HELL'S KITCHEN — The owner of a West 57th Street diner claims he was forced to close shop early because legions of rowdy partiers from Providence nightclub made life a "living hell" for his customers.
For six years, the Moonrock Diner stayed open for 24 hours on Fridays and Saturdays, catering to a bustling clientele of locals, tourists and night owls. But that came to an end last year, after hundreds of clubgoers heading to the 13,500-square-foot hotspot blocked off the diner's entrance and disrupted customers' meals, owner George Chritis claimed.
The diner between Eighth and Ninth avenues now closes it doors at 11 p.m. to avoid the commotion, costing Chritis a significant amount of his business, he said.
"They destroyed my place," he explained. "I can't go on like this.
Chritis claimed the "400 or 500" people lined up outside his restaurant on weekends block the door and get into brawls. He also said that drunken clubgoers have slashed up his booths, eaten food without paying and ripped bathroom sinks off the walls, forcing him to reinforce them with steel beams.
He added that the problem began a year ago, when the club switched promoters — shifting its parties from catering to an LGBT clientele to what Chritis and other neighbors called a "hip-hop crowd."
"The gay crowd was very good — they behaved, they bought food, I liked them," he said. "The hip-hop crowd, it's bad. It's trouble."
It's gotten so bad that three employees quit their jobs at the diner, including one security guard that Chritis said lasted only six weeks.
"I called 911, I called 311," he said, "and nothing happens."
Providence was built into an old Baptist church building at 311 W. 57th St., which spent time as a recording studio and housed '90s hot spot Le Bar Bat before transforming into a nightclub.

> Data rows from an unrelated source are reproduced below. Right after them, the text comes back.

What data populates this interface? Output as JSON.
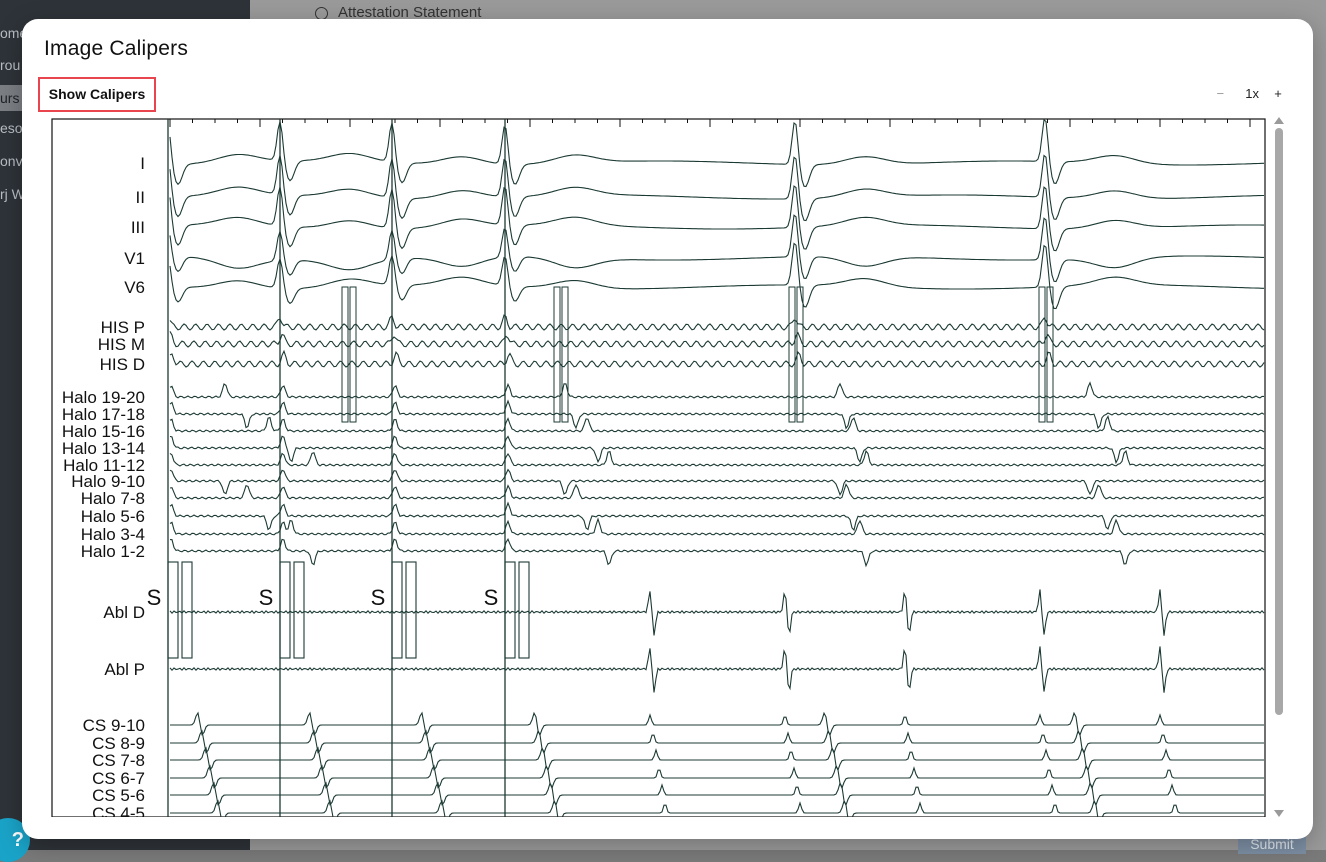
{
  "background": {
    "sidebar_items": [
      "ome",
      "rou",
      "urs",
      "esou",
      "onv",
      "rj W"
    ],
    "active_index": 2,
    "attestation_label": "Attestation Statement",
    "submit_label": "Submit",
    "help_glyph": "?"
  },
  "modal": {
    "title": "Image Calipers",
    "show_calipers_label": "Show Calipers",
    "zoom": {
      "minus": "−",
      "level": "1x",
      "plus": "+"
    }
  },
  "ecg": {
    "surface_leads": [
      "I",
      "II",
      "III",
      "V1",
      "V6"
    ],
    "his_leads": [
      "HIS P",
      "HIS M",
      "HIS D"
    ],
    "halo_leads": [
      "Halo 19-20",
      "Halo 17-18",
      "Halo 15-16",
      "Halo 13-14",
      "Halo 11-12",
      "Halo 9-10",
      "Halo 7-8",
      "Halo 5-6",
      "Halo 3-4",
      "Halo 1-2"
    ],
    "abl_leads": [
      "Abl D",
      "Abl P"
    ],
    "cs_leads": [
      "CS 9-10",
      "CS 8-9",
      "CS 7-8",
      "CS 6-7",
      "CS 5-6",
      "CS 4-5"
    ],
    "stim_marker": "S",
    "trace_color": "#1c3a34"
  },
  "icons": {
    "scroll_up": "triangle-up-icon",
    "scroll_down": "triangle-down-icon"
  }
}
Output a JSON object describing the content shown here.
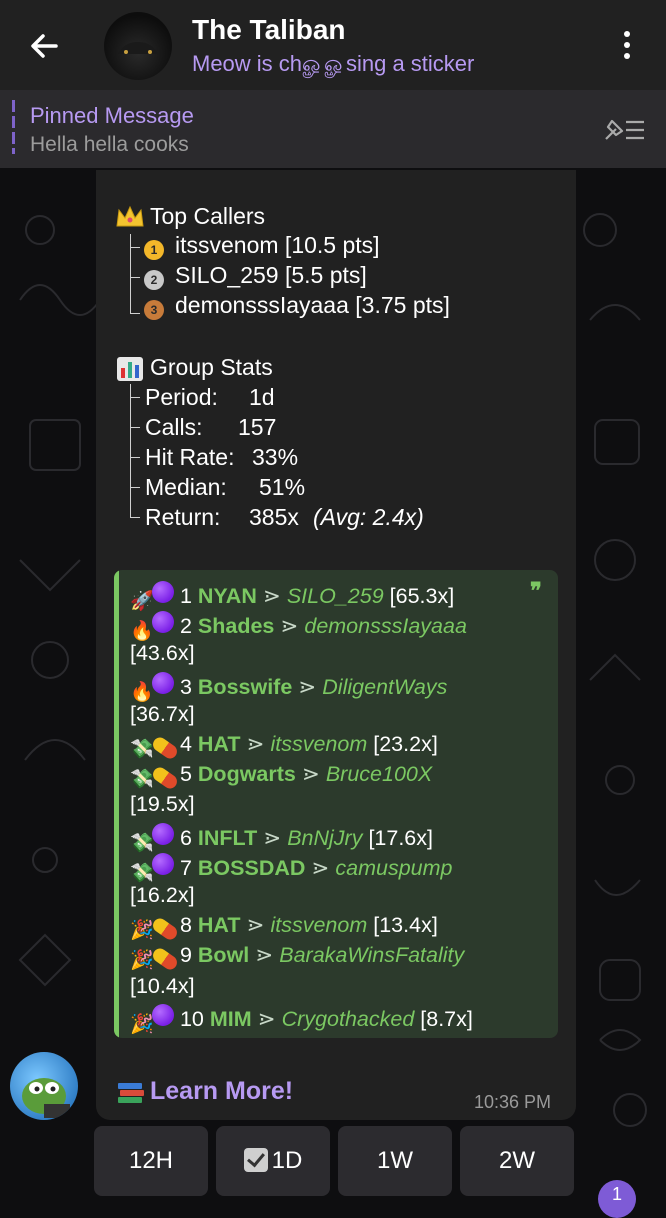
{
  "header": {
    "title": "The Taliban",
    "subtitle": "Meow is chௐௐsing a sticker"
  },
  "pinned": {
    "label": "Pinned Message",
    "text": "Hella hella cooks"
  },
  "message": {
    "top_callers_title": "Top Callers",
    "top_callers": [
      {
        "medal": "1",
        "text": "itssvenom [10.5 pts]"
      },
      {
        "medal": "2",
        "text": "SILO_259 [5.5 pts]"
      },
      {
        "medal": "3",
        "text": "demonsssIayaaa [3.75 pts]"
      }
    ],
    "stats_title": "Group Stats",
    "stats": [
      {
        "label": "Period:",
        "value": "1d"
      },
      {
        "label": "Calls:",
        "value": "157"
      },
      {
        "label": "Hit Rate:",
        "value": "33%"
      },
      {
        "label": "Median:",
        "value": "51%"
      },
      {
        "label": "Return:",
        "value": "385x",
        "extra": "(Avg: 2.4x)"
      }
    ],
    "leaderboard": [
      {
        "rank": "1",
        "ticker": "NYAN",
        "user": "SILO_259",
        "mult": "[65.3x]"
      },
      {
        "rank": "2",
        "ticker": "Shades",
        "user": "demonsssIayaaa",
        "mult": "[43.6x]"
      },
      {
        "rank": "3",
        "ticker": "Bosswife",
        "user": "DiligentWays",
        "mult": "[36.7x]"
      },
      {
        "rank": "4",
        "ticker": "HAT",
        "user": "itssvenom",
        "mult": "[23.2x]"
      },
      {
        "rank": "5",
        "ticker": "Dogwarts",
        "user": "Bruce100X",
        "mult": "[19.5x]"
      },
      {
        "rank": "6",
        "ticker": "INFLT",
        "user": "BnNjJry",
        "mult": "[17.6x]"
      },
      {
        "rank": "7",
        "ticker": "BOSSDAD",
        "user": "camuspump",
        "mult": "[16.2x]"
      },
      {
        "rank": "8",
        "ticker": "HAT",
        "user": "itssvenom",
        "mult": "[13.4x]"
      },
      {
        "rank": "9",
        "ticker": "Bowl",
        "user": "BarakaWinsFatality",
        "mult": "[10.4x]"
      },
      {
        "rank": "10",
        "ticker": "MIM",
        "user": "Crygothacked",
        "mult": "[8.7x]"
      }
    ],
    "arrow": "⋗",
    "learn_more": "Learn More!",
    "time": "10:36 PM"
  },
  "keyboard": {
    "buttons": [
      "12H",
      "1D",
      "1W",
      "2W"
    ],
    "selected": "1D"
  },
  "unread_count": "1",
  "colors": {
    "accent": "#b79af2",
    "green": "#7bc862",
    "bubble": "#212121"
  },
  "icons": [
    "back-arrow-icon",
    "more-vert-icon",
    "unpin-icon",
    "crown-icon",
    "bar-chart-icon",
    "rocket-icon",
    "fire-icon",
    "money-wings-icon",
    "party-popper-icon",
    "pill-icon",
    "books-icon",
    "check-box-icon"
  ]
}
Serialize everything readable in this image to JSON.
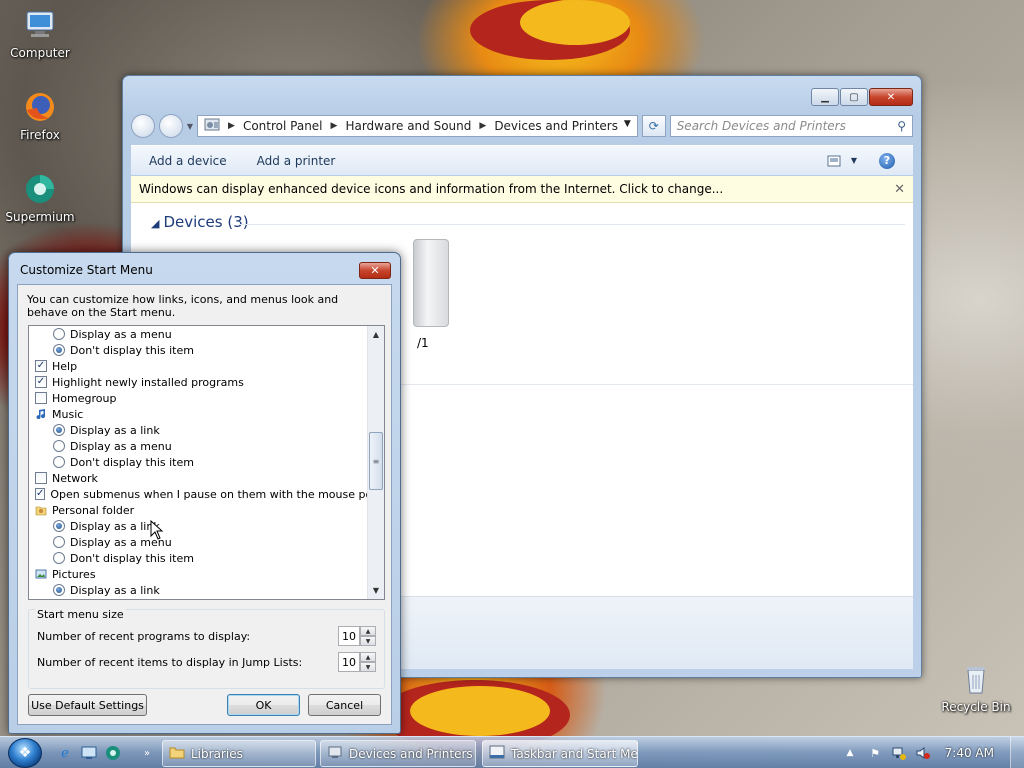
{
  "desktop": {
    "icons": [
      {
        "label": "Computer",
        "icon": "computer-icon"
      },
      {
        "label": "Firefox",
        "icon": "firefox-icon"
      },
      {
        "label": "Supermium",
        "icon": "supermium-icon"
      },
      {
        "label": "Recycle Bin",
        "icon": "recycle-bin-icon"
      }
    ]
  },
  "explorer": {
    "breadcrumb": [
      "Control Panel",
      "Hardware and Sound",
      "Devices and Printers"
    ],
    "search_placeholder": "Search Devices and Printers",
    "commands": [
      "Add a device",
      "Add a printer"
    ],
    "infobar_text": "Windows can display enhanced device icons and information from the Internet. Click to change...",
    "group_title": "Devices (3)",
    "device_label_partial": "/1"
  },
  "dialog": {
    "title": "Customize Start Menu",
    "intro": "You can customize how links, icons, and menus look and behave on the Start menu.",
    "list_items": [
      {
        "level": 2,
        "control": "radio",
        "checked": false,
        "label": "Display as a menu"
      },
      {
        "level": 2,
        "control": "radio",
        "checked": true,
        "label": "Don't display this item"
      },
      {
        "level": 1,
        "control": "checkbox",
        "checked": true,
        "label": "Help"
      },
      {
        "level": 1,
        "control": "checkbox",
        "checked": true,
        "label": "Highlight newly installed programs"
      },
      {
        "level": 1,
        "control": "checkbox",
        "checked": false,
        "label": "Homegroup"
      },
      {
        "level": 1,
        "control": "icon",
        "icon": "music-note-icon",
        "label": "Music"
      },
      {
        "level": 2,
        "control": "radio",
        "checked": true,
        "label": "Display as a link"
      },
      {
        "level": 2,
        "control": "radio",
        "checked": false,
        "label": "Display as a menu"
      },
      {
        "level": 2,
        "control": "radio",
        "checked": false,
        "label": "Don't display this item"
      },
      {
        "level": 1,
        "control": "checkbox",
        "checked": false,
        "label": "Network"
      },
      {
        "level": 1,
        "control": "checkbox",
        "checked": true,
        "label": "Open submenus when I pause on them with the mouse pointer"
      },
      {
        "level": 1,
        "control": "icon",
        "icon": "personal-folder-icon",
        "label": "Personal folder"
      },
      {
        "level": 2,
        "control": "radio",
        "checked": true,
        "label": "Display as a link"
      },
      {
        "level": 2,
        "control": "radio",
        "checked": false,
        "label": "Display as a menu"
      },
      {
        "level": 2,
        "control": "radio",
        "checked": false,
        "label": "Don't display this item"
      },
      {
        "level": 1,
        "control": "icon",
        "icon": "pictures-icon",
        "label": "Pictures"
      },
      {
        "level": 2,
        "control": "radio",
        "checked": true,
        "label": "Display as a link"
      }
    ],
    "size_legend": "Start menu size",
    "recent_programs_label": "Number of recent programs to display:",
    "recent_programs_value": "10",
    "jump_list_label": "Number of recent items to display in Jump Lists:",
    "jump_list_value": "10",
    "default_button": "Use Default Settings",
    "ok_button": "OK",
    "cancel_button": "Cancel"
  },
  "taskbar": {
    "buttons": [
      "Libraries",
      "Devices and Printers",
      "Taskbar and Start Me..."
    ],
    "clock": "7:40 AM"
  }
}
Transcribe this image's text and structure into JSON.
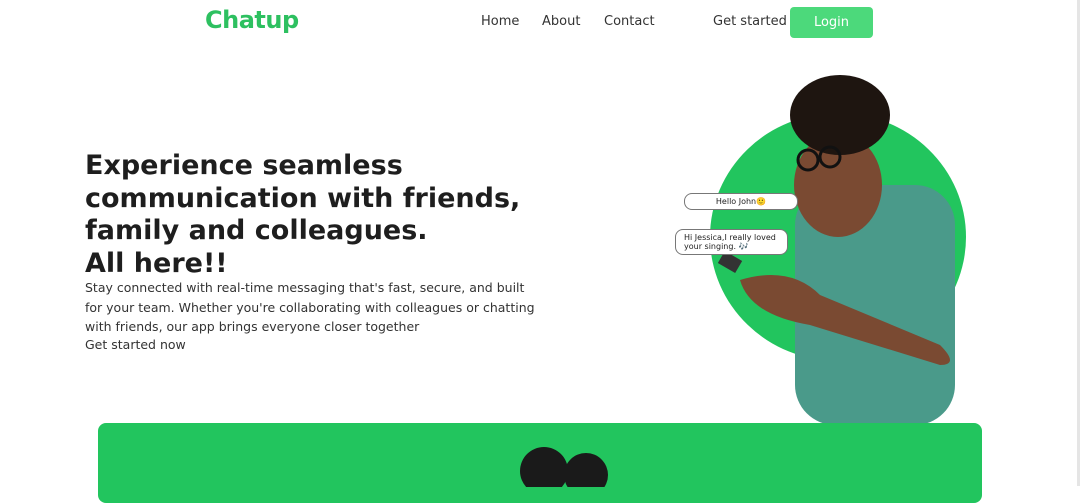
{
  "nav": {
    "logo": "Chatup",
    "links": [
      "Home",
      "About",
      "Contact"
    ],
    "get_started": "Get started",
    "login": "Login"
  },
  "hero": {
    "title_lines": [
      "Experience seamless",
      "communication with friends,",
      "family and colleagues.",
      "All here!!"
    ],
    "description": "Stay connected with real-time messaging that's fast, secure, and built for your team. Whether you're collaborating with colleagues or chatting with friends, our app brings everyone closer together",
    "cta": "Get started now",
    "bubbles": [
      "Hello John🙂",
      "Hi Jessica,I really loved your singing. 🎶"
    ]
  },
  "colors": {
    "brand": "#22c55e",
    "button": "#4cd97b"
  }
}
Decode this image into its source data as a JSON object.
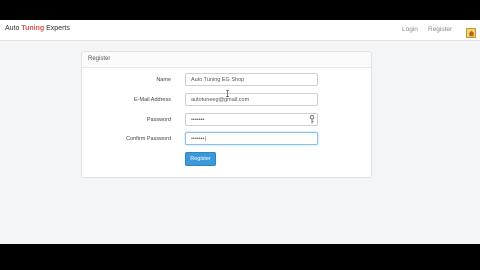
{
  "navbar": {
    "brand_prefix": "Auto ",
    "brand_accent": "Tuning",
    "brand_suffix": " Experts",
    "login": "Login",
    "register": "Register"
  },
  "card": {
    "header": "Register"
  },
  "form": {
    "name_label": "Name",
    "name_value": "Auto Tuning EG Shop",
    "email_label": "E-Mail Address",
    "email_value": "autotuneeg@gmail.com",
    "password_label": "Password",
    "password_value": "•••••••",
    "confirm_label": "Confirm Password",
    "confirm_value": "•••••••|",
    "submit": "Register"
  },
  "colors": {
    "accent": "#d9534f",
    "button": "#3a99d8"
  }
}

It can host events of up to 1,300 people, according to its website, as well as weddings and Bar Mitzvahs along with its weekly parties.
At its September meeting, Community Board 4 voted to ask the State Liquor Authority to deny the club's upcoming liquor license renewal, citing "ongoing violence and police presence," the fact that "residents regularly call NYPD" and that "neighborhood merchants must close early due to violent behavior from Providence patrons."
Metronome Hospitality Group, the club's owners, did not respond to requests for comment.
The Moonrock Diner is not the only building on the block having problems with the massive club. Several residents of neighboring buildings said the nightclub has created a dangerous situation on the street, at a recent meeting of the NYPD's Midtown North Precinct Community Council.
"There are very serious things going on at Providence that are putting in danger not only businesses around there, but also people who live there," said Raul Larios, a Community Board 4 member who lives on the block.
Pasquale D'Onofrio, resident-manager at 301 W. 57th St., said tenants in his luxury high-rise are afraid to leave their building when crowds are waiting to get into the club, and that he warned elderly tenants not to leave the building when the crowds are outside.
"They just want to go out, but they're afraid," he said. "They make a big investment in the area, and they're trapped.
He added that in January 2011, two Providence customers got into a fight outside of the building, resulting in one slamming into and breaking its glass entrance. The club eventually paid to repair it, he said.
Victoria Berger, 66, said the noise from crowds gets worse throughout the night and is loud enough that she can hear it from her 14th-floor apartment facing the street.
"The noise was horrendous," she said. "And my doorman, he warned me. He said, 'Don't go out.'"
Police from the Midtown North precinct said they were aware of issues at the club.
"I know the owner of the club," said Inspect Timothy Beaudette, the precinct's commanding officer. "If I have to put some cops up there, we'll give it some extra attention."